[[ ENTRIES SUPPLIED open ]]

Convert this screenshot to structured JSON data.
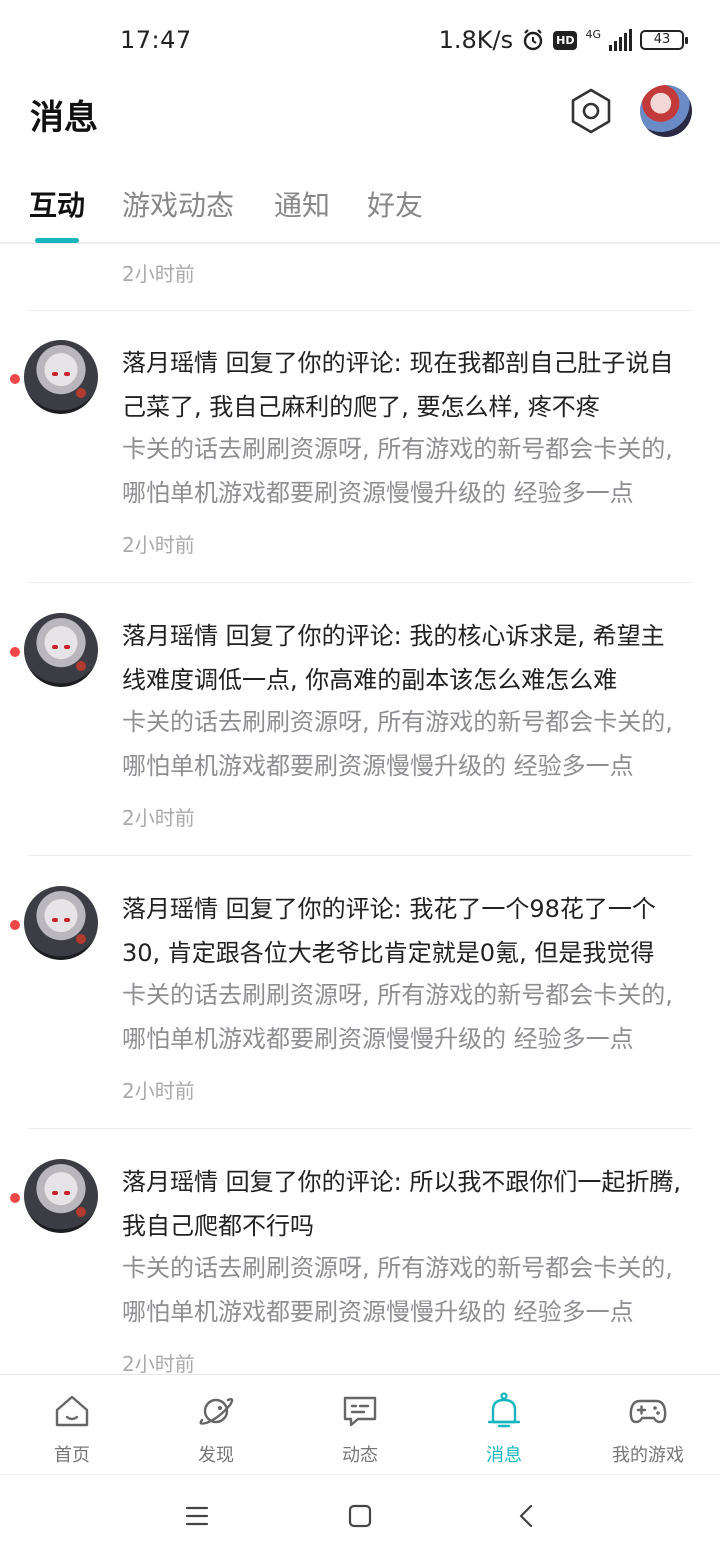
{
  "status_bar": {
    "time": "17:47",
    "net_speed": "1.8K/s",
    "hd": "HD",
    "network": "4G",
    "battery": "43"
  },
  "header": {
    "title": "消息",
    "settings_icon": "settings-hexagon-icon",
    "avatar": "user-avatar"
  },
  "tabs": [
    {
      "label": "互动",
      "active": true
    },
    {
      "label": "游戏动态"
    },
    {
      "label": "通知"
    },
    {
      "label": "好友"
    }
  ],
  "list": {
    "top_time": "2小时前",
    "items": [
      {
        "reply": "落月瑶情 回复了你的评论: 现在我都剖自己肚子说自己菜了, 我自己麻利的爬了, 要怎么样, 疼不疼",
        "quote": "卡关的话去刷刷资源呀, 所有游戏的新号都会卡关的, 哪怕单机游戏都要刷资源慢慢升级的 经验多一点",
        "time": "2小时前"
      },
      {
        "reply": "落月瑶情 回复了你的评论: 我的核心诉求是, 希望主线难度调低一点, 你高难的副本该怎么难怎么难",
        "quote": "卡关的话去刷刷资源呀, 所有游戏的新号都会卡关的, 哪怕单机游戏都要刷资源慢慢升级的 经验多一点",
        "time": "2小时前"
      },
      {
        "reply": "落月瑶情 回复了你的评论: 我花了一个98花了一个30, 肯定跟各位大老爷比肯定就是0氪, 但是我觉得",
        "quote": "卡关的话去刷刷资源呀, 所有游戏的新号都会卡关的, 哪怕单机游戏都要刷资源慢慢升级的 经验多一点",
        "time": "2小时前"
      },
      {
        "reply": "落月瑶情 回复了你的评论: 所以我不跟你们一起折腾, 我自己爬都不行吗",
        "quote": "卡关的话去刷刷资源呀, 所有游戏的新号都会卡关的, 哪怕单机游戏都要刷资源慢慢升级的 经验多一点",
        "time": "2小时前"
      }
    ]
  },
  "bottom_nav": [
    {
      "label": "首页",
      "icon": "home-icon"
    },
    {
      "label": "发现",
      "icon": "planet-icon"
    },
    {
      "label": "动态",
      "icon": "chat-bubble-icon"
    },
    {
      "label": "消息",
      "icon": "bell-icon",
      "active": true
    },
    {
      "label": "我的游戏",
      "icon": "gamepad-icon"
    }
  ],
  "colors": {
    "accent": "#17b6be",
    "unread": "#f04848"
  }
}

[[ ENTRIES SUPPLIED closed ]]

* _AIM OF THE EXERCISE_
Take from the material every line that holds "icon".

* _TASK RESPONSE_
    "settings_icon": "settings-hexagon-icon",
      "icon": "home-icon"
      "icon": "planet-icon"
      "icon": "chat-bubble-icon"
      "icon": "bell-icon",
      "icon": "gamepad-icon"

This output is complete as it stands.